Gujarat is an interesting blend of art, tradition, history, and folklore. The performing arts in Gujarat is a combination of all these elements, which has been further blended with religious aspects. In the days of yore, different dance forms were practiced in the different regions of Gujarat. Dance forms like Raas, Garba, Hudo and Tippani emerged in Saurashtra. Garba is one of the less complex dances of Gujarat than the other traditional and classical dances of India.
Garba dance is performed during Navaratri in Gujarat. The term Garba is taken from the Sanskrit word Garba deep. The word 'garba' literally means 'inside', and 'deep' connotes a 'small earthenware lamp'. It is often seen in India that traditional earthenware lamps decorate the space where different dances, both classical and folk, are performed. On a deeper level the earthenware lamp is symbolic of the human body and the light emitting out of it signifies the divine soul.
During the festival of Navaratri, an image of goddess Amba is kept inside a circle, while the dancers perform garba outside the circle. Women folk wear traditional ghagra and choli, while the men can be seen in traditional and colorful kedias. Significantly enough, Garba is performed only by the women folk, before the Aarti takes place, quite unlike the Dandiya dance, which takes place after the Aarti. Garba in Gujarat, India has more of devotional connotation, than the merrymaking in Dandiya.

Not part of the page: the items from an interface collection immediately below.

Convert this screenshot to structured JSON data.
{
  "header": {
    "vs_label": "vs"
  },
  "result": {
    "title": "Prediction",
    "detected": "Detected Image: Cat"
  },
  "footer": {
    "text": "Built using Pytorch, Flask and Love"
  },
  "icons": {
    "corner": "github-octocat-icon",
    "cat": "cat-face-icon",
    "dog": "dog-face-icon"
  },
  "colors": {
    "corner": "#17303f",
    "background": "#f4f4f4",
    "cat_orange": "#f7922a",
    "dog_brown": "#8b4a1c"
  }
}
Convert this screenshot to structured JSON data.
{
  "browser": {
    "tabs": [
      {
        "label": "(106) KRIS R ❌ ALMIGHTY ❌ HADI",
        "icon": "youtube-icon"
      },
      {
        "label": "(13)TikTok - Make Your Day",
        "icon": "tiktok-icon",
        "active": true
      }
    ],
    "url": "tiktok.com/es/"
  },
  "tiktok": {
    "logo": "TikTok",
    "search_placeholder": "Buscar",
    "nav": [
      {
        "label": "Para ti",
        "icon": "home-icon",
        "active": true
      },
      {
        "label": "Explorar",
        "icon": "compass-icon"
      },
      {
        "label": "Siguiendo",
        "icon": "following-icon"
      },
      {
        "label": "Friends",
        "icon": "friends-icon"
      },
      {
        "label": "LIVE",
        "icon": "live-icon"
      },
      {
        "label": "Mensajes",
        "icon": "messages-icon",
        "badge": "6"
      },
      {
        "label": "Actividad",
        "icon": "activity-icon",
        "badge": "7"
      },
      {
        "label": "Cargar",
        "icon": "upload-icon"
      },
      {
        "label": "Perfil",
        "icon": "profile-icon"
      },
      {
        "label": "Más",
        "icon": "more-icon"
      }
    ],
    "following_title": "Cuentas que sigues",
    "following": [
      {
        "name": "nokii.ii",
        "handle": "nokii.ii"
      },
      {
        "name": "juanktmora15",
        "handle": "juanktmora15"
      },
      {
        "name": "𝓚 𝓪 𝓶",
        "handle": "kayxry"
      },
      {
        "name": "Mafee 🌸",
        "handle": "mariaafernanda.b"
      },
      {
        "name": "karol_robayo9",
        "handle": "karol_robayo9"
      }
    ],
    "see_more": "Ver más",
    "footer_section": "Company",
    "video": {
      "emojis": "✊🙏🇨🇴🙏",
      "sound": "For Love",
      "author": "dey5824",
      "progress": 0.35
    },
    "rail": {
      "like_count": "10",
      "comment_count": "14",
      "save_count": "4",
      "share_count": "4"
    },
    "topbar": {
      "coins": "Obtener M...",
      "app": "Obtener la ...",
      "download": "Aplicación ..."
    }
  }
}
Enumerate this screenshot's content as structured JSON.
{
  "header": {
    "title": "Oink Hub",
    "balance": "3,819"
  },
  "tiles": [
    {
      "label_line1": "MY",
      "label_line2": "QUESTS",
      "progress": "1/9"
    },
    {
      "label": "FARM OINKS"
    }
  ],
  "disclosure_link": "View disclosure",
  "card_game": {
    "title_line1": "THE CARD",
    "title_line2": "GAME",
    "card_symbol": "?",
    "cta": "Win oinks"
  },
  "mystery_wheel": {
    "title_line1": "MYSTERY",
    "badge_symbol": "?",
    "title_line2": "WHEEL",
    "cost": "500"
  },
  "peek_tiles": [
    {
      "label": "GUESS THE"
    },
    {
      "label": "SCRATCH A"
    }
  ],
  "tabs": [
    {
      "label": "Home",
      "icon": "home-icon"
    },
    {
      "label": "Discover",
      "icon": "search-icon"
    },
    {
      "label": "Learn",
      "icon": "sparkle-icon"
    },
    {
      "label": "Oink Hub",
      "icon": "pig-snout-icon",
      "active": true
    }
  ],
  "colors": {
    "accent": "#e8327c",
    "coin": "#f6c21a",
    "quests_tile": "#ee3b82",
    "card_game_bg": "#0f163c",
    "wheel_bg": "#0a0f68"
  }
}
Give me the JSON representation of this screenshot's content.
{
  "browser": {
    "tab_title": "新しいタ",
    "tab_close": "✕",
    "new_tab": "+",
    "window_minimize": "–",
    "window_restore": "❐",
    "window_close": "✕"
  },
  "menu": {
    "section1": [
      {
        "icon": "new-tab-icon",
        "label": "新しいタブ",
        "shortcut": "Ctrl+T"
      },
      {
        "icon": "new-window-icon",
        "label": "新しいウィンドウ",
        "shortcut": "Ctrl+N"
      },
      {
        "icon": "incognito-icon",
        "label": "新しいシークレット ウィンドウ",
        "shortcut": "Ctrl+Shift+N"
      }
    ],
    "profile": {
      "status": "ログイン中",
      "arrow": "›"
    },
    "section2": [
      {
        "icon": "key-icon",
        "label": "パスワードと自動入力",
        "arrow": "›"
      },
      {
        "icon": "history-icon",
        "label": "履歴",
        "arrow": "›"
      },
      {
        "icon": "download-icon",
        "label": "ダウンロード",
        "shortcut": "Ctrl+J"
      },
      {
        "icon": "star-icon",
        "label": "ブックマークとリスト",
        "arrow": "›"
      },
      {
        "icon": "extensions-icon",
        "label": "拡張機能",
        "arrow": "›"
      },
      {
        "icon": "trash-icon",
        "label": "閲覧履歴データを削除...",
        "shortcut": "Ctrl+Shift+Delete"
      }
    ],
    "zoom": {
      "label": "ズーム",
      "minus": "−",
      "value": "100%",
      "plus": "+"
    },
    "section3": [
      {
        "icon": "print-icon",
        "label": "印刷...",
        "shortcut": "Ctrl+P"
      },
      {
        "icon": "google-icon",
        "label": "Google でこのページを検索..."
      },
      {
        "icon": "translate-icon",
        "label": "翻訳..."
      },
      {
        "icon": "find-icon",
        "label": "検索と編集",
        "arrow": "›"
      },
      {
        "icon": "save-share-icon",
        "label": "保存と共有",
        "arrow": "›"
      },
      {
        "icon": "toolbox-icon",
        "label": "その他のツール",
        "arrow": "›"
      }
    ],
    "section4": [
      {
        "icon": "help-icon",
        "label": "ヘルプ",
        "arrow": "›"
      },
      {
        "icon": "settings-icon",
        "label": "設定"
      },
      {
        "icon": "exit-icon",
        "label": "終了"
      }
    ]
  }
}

Though Garba is one of the traditional dances of Gujarat, youngsters are quite energetic while performing it. Navratri sees them in their colorful, traditional outfits all geared up to reach the venue. Nowadays Garba, Raas, and Dandiya are quite the in thing. They are no more confined to Gujarat and the nearby states. Come Navratri and one can see the whole of India participating in it. Big parties and feasts are arranged for, after the dance. Couple passes are available in all the major outlets and huge investments are made on these functions.